That this particular group of actors shone so brightly should be no surprise, though in Rogen’s case I was a bit taken aback at some of his more dramatic moments. For the most part, he plays Seth Rogen, the affable douchebag that we’ve come to know and (well, some of us anyway) love. Yet there’s a surprising depth to his character — the conflicted confusion of an amiable dope whose best friend is slowly slipping away, both literally and figuratively, and he resorts to what he knows best to try to cope with it. Bryce Dallas Howard’s Rachael has perhaps the toughest supporting role, in that it’s far and away the least likable, though that’s a testament to her ability. Rachael and Adam are still in the early phases of a relationship, not even close to a true commitment, when Adam’s affliction smashes into their tenuous companionship. Rachael’s determination to do “the right thing” has consequences that were unforeseen, and it’s an interesting spin on the relationship dynamics of a couple where one of them takes ill. What is the right thing to do? Stand by a man that you’re not even sure you loved in the first place? Or abandon him, and risk the subsequent self-loathing and guilt? It’s a complicated role Howard handles quite well, even if it’s a thankless and unpleasant one. On the other end of the spectrum is therapist Kathleen, who should know what the right things to do and say are, yet finds that her training is failing her in the face of Adam’s eventual crisis of mortality, as well as her inability to emotionally detach herself from his case.

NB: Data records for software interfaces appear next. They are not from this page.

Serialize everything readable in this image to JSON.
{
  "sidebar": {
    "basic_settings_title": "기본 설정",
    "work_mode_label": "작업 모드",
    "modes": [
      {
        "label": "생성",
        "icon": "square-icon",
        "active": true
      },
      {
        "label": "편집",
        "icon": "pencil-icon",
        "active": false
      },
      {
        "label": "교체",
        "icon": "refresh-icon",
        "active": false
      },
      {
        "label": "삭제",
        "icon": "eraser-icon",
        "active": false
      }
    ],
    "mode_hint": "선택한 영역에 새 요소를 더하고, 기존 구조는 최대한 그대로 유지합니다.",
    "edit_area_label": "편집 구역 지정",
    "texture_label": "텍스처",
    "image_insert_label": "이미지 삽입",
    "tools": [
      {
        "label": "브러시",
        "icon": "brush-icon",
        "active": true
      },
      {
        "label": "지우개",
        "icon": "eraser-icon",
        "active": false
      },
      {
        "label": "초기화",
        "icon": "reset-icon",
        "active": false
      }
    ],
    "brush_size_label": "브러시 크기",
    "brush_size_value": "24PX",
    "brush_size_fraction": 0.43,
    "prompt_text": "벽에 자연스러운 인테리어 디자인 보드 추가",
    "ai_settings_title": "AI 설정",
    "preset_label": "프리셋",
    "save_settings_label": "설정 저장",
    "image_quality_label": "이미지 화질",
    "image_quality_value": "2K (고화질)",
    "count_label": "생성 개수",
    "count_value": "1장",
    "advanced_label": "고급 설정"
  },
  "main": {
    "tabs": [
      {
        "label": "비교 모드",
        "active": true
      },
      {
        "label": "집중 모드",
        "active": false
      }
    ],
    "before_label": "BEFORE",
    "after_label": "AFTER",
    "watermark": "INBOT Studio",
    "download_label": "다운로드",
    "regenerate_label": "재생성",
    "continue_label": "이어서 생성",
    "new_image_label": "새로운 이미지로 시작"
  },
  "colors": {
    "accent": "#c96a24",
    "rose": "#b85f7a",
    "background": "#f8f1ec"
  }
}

There’s a certain predictability to 50/50, but the writing is so well-executed that it doesn’t matter. The dialogue is crisp and unforced, with none of the artificial conversational contrivances that movies about younger generations (my own included) sometimes depict. There aren’t sweeping speeches or rain-splattered declarations of love, there’s no soaring music or moments of clarity. Instead, there’s simply love and hate, joy and anguish, fear and comfort, all delicately woven into a challenging story. What makes it all that much more remarkable is the filmmakers’ ability to create such a gamut of emotions that feel genuine. 50/50 goes barreling through that emotional gauntlet, yet it does so with a quiet sense of purpose. At the same time, it’s also uproariously funny, which creates an visceral sense of dissonance. It’s an almost uncomfortable imbalance, a tumbling sense of uncontrolled swaying between brilliant, self-effacing humor and abrupt descents into heartrending poignancy.
50/50 is a testament to the best kind of filmmaking. It’s a brilliant run through a complex emotional issue that manages to touch upon all of the incumbent feelings of dread, sadness, joy, humor, desperation, and happiness. It’s one of the funniest, most intelligent movies of 2011, and certainly the most affecting. It’s a heartbreaker at times, but it’s also filled with a peculiar sense of winsome joie de vivre that makes it all the more engaging, and made it unquestionably my favorite movie of the year so far.
And seriously, fuck cancer.